* Task directions *
For this exercise, write out exactly the lines from the line containing "Give me the" through the last line of the records, and no other lines.

* Information shown *
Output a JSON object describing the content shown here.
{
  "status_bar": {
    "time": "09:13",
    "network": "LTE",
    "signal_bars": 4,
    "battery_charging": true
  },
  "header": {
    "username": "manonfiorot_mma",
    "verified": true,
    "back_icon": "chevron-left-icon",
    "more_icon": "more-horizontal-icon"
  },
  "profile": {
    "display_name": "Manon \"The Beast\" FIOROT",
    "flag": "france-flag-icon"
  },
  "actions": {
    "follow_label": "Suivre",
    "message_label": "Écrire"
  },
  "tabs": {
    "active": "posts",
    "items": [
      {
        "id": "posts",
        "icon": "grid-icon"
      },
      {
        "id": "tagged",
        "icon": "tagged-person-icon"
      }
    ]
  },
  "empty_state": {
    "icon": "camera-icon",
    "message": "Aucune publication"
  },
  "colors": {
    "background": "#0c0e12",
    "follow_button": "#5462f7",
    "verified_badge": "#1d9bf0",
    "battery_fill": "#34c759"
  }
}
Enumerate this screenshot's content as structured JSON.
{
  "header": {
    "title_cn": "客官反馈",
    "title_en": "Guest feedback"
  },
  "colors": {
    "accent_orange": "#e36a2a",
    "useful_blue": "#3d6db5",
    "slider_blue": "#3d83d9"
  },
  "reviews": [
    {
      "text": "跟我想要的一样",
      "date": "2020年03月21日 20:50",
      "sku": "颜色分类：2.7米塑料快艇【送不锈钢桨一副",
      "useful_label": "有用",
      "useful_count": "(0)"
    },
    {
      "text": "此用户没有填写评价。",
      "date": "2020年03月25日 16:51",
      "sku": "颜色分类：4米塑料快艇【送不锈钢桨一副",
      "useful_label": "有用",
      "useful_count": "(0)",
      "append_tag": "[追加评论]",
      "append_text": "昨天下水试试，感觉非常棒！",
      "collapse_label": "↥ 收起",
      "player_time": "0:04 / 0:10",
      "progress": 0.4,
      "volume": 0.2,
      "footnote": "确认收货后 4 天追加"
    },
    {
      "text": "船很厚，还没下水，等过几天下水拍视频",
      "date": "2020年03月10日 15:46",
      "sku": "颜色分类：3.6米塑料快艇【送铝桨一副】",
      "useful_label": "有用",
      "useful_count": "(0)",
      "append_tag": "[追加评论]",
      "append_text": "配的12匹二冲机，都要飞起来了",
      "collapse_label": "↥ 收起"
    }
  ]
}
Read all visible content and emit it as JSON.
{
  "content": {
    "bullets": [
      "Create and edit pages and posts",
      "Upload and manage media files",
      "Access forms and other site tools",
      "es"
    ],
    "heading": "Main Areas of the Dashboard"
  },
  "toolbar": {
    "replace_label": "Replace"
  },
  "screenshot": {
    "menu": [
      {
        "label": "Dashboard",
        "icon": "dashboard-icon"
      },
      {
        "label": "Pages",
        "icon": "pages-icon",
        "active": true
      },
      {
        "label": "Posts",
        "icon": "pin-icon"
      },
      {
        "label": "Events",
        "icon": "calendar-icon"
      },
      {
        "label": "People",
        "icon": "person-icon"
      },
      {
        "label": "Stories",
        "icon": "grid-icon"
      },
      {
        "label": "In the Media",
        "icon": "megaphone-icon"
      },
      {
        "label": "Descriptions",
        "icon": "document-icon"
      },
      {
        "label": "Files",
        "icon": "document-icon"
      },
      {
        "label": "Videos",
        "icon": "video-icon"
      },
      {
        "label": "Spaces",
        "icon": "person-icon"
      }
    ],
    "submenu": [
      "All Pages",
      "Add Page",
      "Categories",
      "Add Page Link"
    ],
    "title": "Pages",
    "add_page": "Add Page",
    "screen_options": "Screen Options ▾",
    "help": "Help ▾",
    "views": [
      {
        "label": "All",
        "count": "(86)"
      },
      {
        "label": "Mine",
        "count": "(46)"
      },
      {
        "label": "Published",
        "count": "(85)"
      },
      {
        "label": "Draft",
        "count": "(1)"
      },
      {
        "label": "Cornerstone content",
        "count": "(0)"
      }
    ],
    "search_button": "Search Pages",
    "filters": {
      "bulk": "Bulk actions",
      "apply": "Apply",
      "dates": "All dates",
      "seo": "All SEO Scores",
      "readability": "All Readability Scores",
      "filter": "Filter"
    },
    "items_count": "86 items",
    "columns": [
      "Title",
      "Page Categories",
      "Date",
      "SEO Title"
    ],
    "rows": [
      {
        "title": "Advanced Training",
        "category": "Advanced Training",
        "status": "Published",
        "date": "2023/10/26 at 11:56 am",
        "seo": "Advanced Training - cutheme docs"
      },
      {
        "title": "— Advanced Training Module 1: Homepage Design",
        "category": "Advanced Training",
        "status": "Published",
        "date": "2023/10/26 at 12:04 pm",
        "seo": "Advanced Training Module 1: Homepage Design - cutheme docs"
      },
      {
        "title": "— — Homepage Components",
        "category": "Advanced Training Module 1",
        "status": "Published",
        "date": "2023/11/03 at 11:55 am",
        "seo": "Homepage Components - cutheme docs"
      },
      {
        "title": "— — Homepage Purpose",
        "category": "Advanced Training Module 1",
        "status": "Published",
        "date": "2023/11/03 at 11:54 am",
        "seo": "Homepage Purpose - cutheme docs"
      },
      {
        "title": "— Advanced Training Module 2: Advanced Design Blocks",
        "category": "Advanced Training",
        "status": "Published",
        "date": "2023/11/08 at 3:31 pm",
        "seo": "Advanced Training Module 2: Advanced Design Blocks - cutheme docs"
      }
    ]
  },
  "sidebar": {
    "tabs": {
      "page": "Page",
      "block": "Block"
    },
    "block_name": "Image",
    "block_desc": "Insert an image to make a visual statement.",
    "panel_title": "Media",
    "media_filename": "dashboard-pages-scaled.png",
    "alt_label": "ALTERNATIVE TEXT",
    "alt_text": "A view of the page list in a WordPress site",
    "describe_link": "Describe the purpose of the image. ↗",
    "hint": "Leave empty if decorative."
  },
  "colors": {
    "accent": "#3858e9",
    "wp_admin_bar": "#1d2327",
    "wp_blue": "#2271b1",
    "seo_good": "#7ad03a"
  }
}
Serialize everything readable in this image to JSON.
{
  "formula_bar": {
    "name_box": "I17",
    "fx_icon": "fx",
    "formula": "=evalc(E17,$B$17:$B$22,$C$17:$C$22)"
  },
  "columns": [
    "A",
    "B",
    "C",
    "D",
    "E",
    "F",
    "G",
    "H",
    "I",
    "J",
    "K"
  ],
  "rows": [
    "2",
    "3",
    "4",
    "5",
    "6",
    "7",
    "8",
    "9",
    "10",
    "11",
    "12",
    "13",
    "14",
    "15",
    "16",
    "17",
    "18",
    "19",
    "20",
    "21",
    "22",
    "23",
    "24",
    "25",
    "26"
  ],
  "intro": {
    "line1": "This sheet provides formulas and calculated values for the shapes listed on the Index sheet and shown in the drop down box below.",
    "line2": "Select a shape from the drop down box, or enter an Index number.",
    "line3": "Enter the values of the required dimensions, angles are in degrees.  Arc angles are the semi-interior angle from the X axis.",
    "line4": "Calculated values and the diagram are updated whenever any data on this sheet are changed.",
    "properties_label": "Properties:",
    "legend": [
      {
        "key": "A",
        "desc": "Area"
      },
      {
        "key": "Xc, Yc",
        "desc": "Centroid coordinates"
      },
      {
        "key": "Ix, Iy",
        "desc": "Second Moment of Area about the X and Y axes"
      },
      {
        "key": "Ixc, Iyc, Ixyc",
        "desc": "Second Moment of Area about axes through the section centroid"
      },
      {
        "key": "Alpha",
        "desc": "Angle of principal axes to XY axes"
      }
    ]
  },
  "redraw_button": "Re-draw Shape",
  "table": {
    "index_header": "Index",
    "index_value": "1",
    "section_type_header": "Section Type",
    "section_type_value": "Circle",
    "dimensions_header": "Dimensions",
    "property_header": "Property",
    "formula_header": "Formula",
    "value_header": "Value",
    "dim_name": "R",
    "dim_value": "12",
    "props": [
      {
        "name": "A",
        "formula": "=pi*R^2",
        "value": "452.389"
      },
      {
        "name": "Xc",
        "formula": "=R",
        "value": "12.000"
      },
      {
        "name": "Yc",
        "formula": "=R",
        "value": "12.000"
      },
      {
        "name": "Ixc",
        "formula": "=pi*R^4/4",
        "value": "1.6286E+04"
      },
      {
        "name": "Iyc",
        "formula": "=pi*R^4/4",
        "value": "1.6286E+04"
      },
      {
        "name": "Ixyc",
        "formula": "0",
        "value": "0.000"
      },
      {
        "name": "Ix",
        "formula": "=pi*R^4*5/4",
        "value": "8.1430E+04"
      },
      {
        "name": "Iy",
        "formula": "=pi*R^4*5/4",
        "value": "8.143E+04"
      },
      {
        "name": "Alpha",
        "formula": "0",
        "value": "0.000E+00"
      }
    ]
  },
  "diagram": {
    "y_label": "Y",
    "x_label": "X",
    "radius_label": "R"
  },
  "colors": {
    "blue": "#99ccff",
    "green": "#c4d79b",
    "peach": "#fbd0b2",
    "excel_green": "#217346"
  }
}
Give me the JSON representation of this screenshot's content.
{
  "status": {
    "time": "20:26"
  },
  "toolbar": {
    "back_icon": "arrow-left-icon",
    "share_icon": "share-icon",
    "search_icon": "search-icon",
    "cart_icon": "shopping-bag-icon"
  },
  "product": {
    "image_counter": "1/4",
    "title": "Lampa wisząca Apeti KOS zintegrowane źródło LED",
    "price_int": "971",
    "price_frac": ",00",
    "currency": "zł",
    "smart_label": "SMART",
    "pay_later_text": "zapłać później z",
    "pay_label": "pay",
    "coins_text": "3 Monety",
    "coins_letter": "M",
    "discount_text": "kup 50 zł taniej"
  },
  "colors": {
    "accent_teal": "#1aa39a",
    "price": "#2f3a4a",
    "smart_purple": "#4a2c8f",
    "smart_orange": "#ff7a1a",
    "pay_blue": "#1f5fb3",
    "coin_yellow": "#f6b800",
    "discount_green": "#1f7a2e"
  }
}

* Written response *
Give me the JSON representation of this screenshot's content.
{
  "status": {
    "time": "20:26"
  },
  "toolbar": {
    "back_icon": "arrow-left-icon",
    "share_icon": "share-icon",
    "search_icon": "search-icon",
    "cart_icon": "shopping-bag-icon"
  },
  "product": {
    "image_counter": "1/4",
    "title": "Lampa wisząca Apeti KOS zintegrowane źródło LED",
    "price_int": "971",
    "price_frac": ",00",
    "currency": "zł",
    "smart_label": "SMART",
    "pay_later_text": "zapłać później z",
    "pay_label": "pay",
    "coins_text": "3 Monety",
    "coins_letter": "M",
    "discount_text": "kup 50 zł taniej"
  },
  "colors": {
    "accent_teal": "#1aa39a",
    "price": "#2f3a4a",
    "smart_purple": "#4a2c8f",
    "smart_orange": "#ff7a1a",
    "pay_blue": "#1f5fb3",
    "coin_yellow": "#f6b800",
    "discount_green": "#1f7a2e"
  }
}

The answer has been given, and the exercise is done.